fourteenth century in England witnessed power devolving to the gentry, who became one of the dominant political and economic forces in provincial society. As Johnston demonstrates, this social change also affected England's literary culture, particularly the composition and readership of romance. Romance and the
Gentry in Late Medieval England identifies a series of new topoi in Middle English that responded to the gentry's economic interests. But beyond social history and literary criticism, it also speaks to manuscript studies, showing that most of the codices of the "gentry romances" were produced by those in the immediate employ of the gentry.

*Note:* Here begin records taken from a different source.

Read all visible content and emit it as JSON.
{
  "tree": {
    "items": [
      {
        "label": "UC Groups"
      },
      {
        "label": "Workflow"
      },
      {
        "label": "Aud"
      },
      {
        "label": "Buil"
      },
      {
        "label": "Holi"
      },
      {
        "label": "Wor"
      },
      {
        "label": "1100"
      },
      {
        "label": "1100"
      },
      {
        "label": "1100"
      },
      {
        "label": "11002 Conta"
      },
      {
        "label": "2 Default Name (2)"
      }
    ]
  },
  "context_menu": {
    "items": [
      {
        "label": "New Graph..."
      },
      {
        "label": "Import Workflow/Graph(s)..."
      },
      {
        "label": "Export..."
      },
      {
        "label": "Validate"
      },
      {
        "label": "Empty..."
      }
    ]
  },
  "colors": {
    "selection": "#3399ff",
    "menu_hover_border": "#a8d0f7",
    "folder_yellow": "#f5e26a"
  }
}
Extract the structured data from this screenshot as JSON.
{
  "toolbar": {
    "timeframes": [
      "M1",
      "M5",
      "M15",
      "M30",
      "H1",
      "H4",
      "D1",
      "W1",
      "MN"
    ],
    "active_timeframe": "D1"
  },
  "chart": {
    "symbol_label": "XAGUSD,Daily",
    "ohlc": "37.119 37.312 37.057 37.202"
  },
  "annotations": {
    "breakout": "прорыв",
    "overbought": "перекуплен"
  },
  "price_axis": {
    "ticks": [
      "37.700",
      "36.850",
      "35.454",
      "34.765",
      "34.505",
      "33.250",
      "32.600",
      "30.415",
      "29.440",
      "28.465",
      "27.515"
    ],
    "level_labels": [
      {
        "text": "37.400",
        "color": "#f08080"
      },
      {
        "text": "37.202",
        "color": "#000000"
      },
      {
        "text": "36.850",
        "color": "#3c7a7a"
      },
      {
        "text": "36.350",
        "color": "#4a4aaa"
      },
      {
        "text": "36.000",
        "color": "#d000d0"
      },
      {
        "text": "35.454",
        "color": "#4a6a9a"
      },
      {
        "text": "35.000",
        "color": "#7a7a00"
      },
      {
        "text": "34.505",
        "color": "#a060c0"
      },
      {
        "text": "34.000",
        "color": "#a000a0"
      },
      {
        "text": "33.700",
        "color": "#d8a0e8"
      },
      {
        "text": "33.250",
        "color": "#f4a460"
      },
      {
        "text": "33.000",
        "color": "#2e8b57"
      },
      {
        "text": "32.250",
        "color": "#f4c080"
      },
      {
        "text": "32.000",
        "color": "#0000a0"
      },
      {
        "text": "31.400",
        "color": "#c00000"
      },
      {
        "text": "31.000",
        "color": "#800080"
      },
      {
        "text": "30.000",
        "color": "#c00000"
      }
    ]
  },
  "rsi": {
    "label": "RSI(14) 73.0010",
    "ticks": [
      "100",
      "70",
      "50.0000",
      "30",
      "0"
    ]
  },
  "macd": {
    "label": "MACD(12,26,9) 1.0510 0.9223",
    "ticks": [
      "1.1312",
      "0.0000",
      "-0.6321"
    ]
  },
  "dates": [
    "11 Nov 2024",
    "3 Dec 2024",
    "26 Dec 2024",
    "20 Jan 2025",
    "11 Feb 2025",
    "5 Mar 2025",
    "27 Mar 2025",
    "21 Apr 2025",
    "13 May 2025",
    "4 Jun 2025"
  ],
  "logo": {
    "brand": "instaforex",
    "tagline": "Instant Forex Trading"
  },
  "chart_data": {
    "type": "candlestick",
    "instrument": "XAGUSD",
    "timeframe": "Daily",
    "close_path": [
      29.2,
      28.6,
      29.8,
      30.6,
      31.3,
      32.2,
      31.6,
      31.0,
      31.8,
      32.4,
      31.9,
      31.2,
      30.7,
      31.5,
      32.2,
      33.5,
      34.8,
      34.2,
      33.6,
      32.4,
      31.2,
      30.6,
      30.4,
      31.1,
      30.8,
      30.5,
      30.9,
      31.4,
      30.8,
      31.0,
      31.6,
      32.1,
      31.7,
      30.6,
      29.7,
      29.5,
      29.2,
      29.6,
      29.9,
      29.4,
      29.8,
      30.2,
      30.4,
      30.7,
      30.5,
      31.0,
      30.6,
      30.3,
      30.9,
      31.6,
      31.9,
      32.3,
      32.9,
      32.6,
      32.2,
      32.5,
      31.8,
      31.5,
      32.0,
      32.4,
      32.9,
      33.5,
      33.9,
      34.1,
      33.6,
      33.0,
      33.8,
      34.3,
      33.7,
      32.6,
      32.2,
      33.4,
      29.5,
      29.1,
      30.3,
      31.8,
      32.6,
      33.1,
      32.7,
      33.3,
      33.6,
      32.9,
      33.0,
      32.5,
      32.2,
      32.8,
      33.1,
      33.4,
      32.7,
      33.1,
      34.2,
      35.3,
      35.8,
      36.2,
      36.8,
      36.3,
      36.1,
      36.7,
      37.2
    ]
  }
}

By bringing together literary criticism and manuscript studies, this book speaks to two scholarly communities often insulated from one another: it
invites manuscript scholars to pay closer attention to the cultural resonances of the texts within medieval codices; simultaneously, it encourages literary scholars to be more attentive to the cultural resonances of surviving medieval codices.